Liz Cheney is ready to reveal Republican colleagues who asked Trump for presidential pardons after the January 6 riot

Liz Cheney is ready to reveal Republican colleagues who asked Trump for presidential pardons after the January 6 riot


Rep. Liz Cheney, vice chair of the House Select Committee to Investigate the January 6th Attack on the US Capitol, and Committee Chair Bennie Thomson take their seats during the panel’s fifth hearing on Thursday.Win McNamee/Getty Images

  • Former White House staff identified 4 GOP lawmakers who sought January 6-related pardons.

  • Liz Cheney previously named Republican Rep. Scott Perry as one pardon seeker.
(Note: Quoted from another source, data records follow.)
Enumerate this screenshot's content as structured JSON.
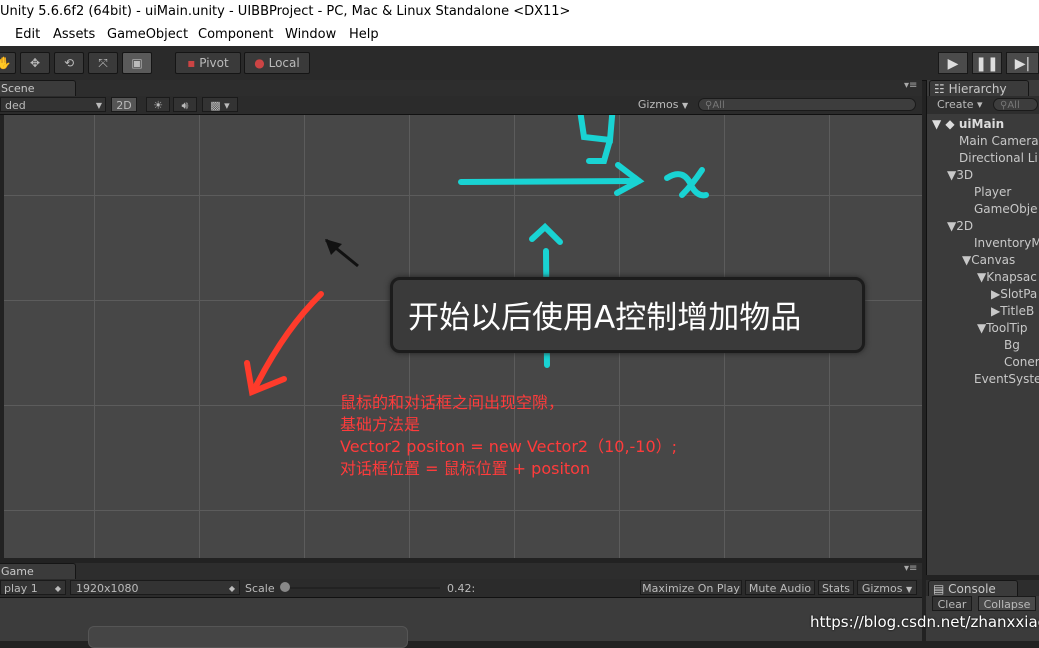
{
  "window": {
    "title": "Unity 5.6.6f2 (64bit) - uiMain.unity - UIBBProject - PC, Mac & Linux Standalone <DX11>"
  },
  "menu": {
    "items": [
      "Edit",
      "Assets",
      "GameObject",
      "Component",
      "Window",
      "Help"
    ]
  },
  "toolbar": {
    "pivot_label": "Pivot",
    "local_label": "Local"
  },
  "scene": {
    "tab_label": "Scene",
    "shading_mode": "ded",
    "mode_2d": "2D",
    "gizmos_label": "Gizmos",
    "search_placeholder": "All",
    "tooltip_text": "开始以后使用A控制增加物品",
    "axis_x": "x",
    "axis_y": "y",
    "note_lines": [
      "鼠标的和对话框之间出现空隙，",
      "基础方法是",
      "Vector2 positon = new Vector2（10,-10）;",
      "对话框位置 = 鼠标位置 + positon"
    ]
  },
  "game": {
    "tab_label": "Game",
    "display": "play 1",
    "resolution": "1920x1080",
    "scale_label": "Scale",
    "scale_value": "0.42:",
    "toggles": [
      "Maximize On Play",
      "Mute Audio",
      "Stats",
      "Gizmos"
    ]
  },
  "hierarchy": {
    "tab_label": "Hierarchy",
    "create_label": "Create",
    "search_placeholder": "All",
    "scene_name": "uiMain",
    "items": [
      "Main Camera",
      "Directional Li",
      "3D",
      "Player",
      "GameObje",
      "2D",
      "InventoryM",
      "Canvas",
      "Knapsac",
      "SlotPa",
      "TitleB",
      "ToolTip",
      "Bg",
      "Coner",
      "EventSyste"
    ]
  },
  "console": {
    "tab_label": "Console",
    "clear_label": "Clear",
    "collapse_label": "Collapse"
  },
  "watermark": "https://blog.csdn.net/zhanxxiao",
  "colors": {
    "annotation_red": "#ff3b3b",
    "axis_cyan": "#19d3d3",
    "editor_bg": "#474747"
  }
}
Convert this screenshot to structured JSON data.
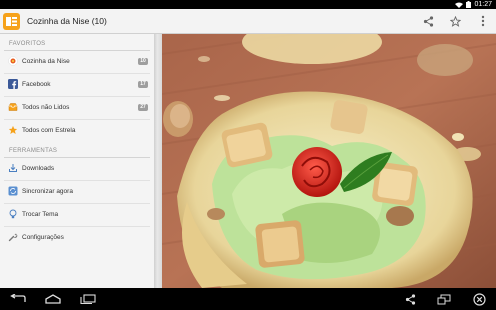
{
  "status_bar": {
    "time": "01:27",
    "wifi_icon": "wifi-icon",
    "battery_icon": "battery-icon"
  },
  "action_bar": {
    "title": "Cozinha da Nise (10)",
    "app_icon": "feed-reader-logo",
    "share_icon": "share-icon",
    "star_icon": "star-outline-icon",
    "overflow_icon": "overflow-menu-icon"
  },
  "drawer": {
    "favorites_header": "FAVORITOS",
    "tools_header": "FERRAMENTAS",
    "favorites": [
      {
        "label": "Cozinha da Nise",
        "badge": "10",
        "icon": "site-favicon-icon"
      },
      {
        "label": "Facebook",
        "badge": "17",
        "icon": "facebook-icon"
      },
      {
        "label": "Todos não Lidos",
        "badge": "27",
        "icon": "unread-inbox-icon"
      },
      {
        "label": "Todos com Estrela",
        "icon": "star-icon"
      }
    ],
    "tools": [
      {
        "label": "Downloads",
        "icon": "download-icon"
      },
      {
        "label": "Sincronizar agora",
        "icon": "sync-icon"
      },
      {
        "label": "Trocar Tema",
        "icon": "theme-bulb-icon"
      },
      {
        "label": "Configurações",
        "icon": "wrench-icon"
      }
    ]
  },
  "article": {
    "image": "photo of a salad served in a crispy parmesan cheese basket with croutons, lettuce, walnuts and a tomato rose"
  },
  "nav_bar": {
    "back_icon": "back-icon",
    "home_icon": "home-icon",
    "recents_icon": "recent-apps-icon",
    "share_icon": "share-icon",
    "screen_icon": "screen-rotate-icon",
    "close_icon": "close-circle-icon"
  },
  "colors": {
    "action_bar_bg": "#f3f3f3",
    "drawer_bg": "#f4f4f4",
    "badge_bg": "#9e9e9e",
    "accent": "#f6a21b"
  }
}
  • Witnesses testified that several MAGA lawmakers inquired about potential pardons.

Republican Reps. Mat Gaetz of Florida, Mo Brooks of Alabama, Andy Biggs of Arizona, and Scott Perry of Pennsylvania all asked Donald Trump to pardon them for helping him try to overturn the 2020 election, forming White House aides said in a series of taped statements presented Thursday on Capitol Hill.

Trump White House aides John McEntee, Cassidy Hutchinson, and Eric Herschmann mapped out how the four House lawmakers — most of whom have already been subpoenaed by the select committee — asked for legal cover from future prosecution in a montage of clips the January 6 select committee played during its fifth public hearing.

Committee staff posted an image of an email Brooks sent administration officials, the subject being “Pardons.”

January 6 select committee staff displayed an image of an email Rep.  Mo Brooks of Alabama allegedly sent the White House requesting presidential pardons for MAGA lawmakers during the panel's fifth public hearing on Thursday, June 23.

January 6 select committee staff displayed an image of an email Rep. Mo Brooks of Alabama allegedly sent the White House requesting presidential pardons for MAGA lawmakers during the panel’s fifth public hearing on Thursday, June 23.Warren Rojas/Insider

In it, Brooks says he’s writing on behalf of Gaetz, and urges Trump to “give general (all purpose) pardons to the following groups of people: Every Congressman and Senate who voted to reject the electoral college vote submissions of Arizona and Pennsylvania.”

Hutchinson, who worked for then-White House chief of staff Mark Meadows, testified that Gaetz, Brooks, Perry, Biggs, and Perry all asked for pardons. She said Rep. Jim Jordan of Ohio had discussed potential pardons, but never specifically asked for one. And Hutchinson said she thought Rep. Marjorie Taylor Greene of Georgia may have approached Trump White House counsel Patrick Philbin about a pardon, but she wasn’t sure about that.

January 6 select committee co-chair Liz Cheney promised to end the panel’s fifth public hearing by naming names of the congressional Republicans who allegedly wanted Trump to shield them from the fallout of the attack on the US Capitol.

“At the close of today’s hearing, we will see video testimony of three members of Donald Trump’s White House staff. They will identify certain members of Congress who contacted the White House after January 6 seeking presidential pardons,” the Wyoming Republican said Thursday during her opening remarks.

Cheney teased during the panel’s first hearing that investigators had uncovered evidence of sitting members of Congress lobbying the embattled former president to clear them of any wrongdoing before leaving office, naming Rep. Scott Perry of Pennsylvania, specifically, as one of the petitioners.

Perry, who has been subpoenaed by the committee regarding his interaction with former Justice Department official Jeff Clark, denied the accusation.

“The notion that I ever sought a Presidential pardon for myself or other Members of Congress is an absolute, shameless, and soulless lie,” Perry wrote on social media.

Trump’s ill-fated attempt to install Clark as acting attorney general in order to advance his campaign’s bogus election fraud strategy is the focal point of Thursday’s hearing on the former president’s bid to tamper with the DOJ.

Read the original article on Business Insider



Source link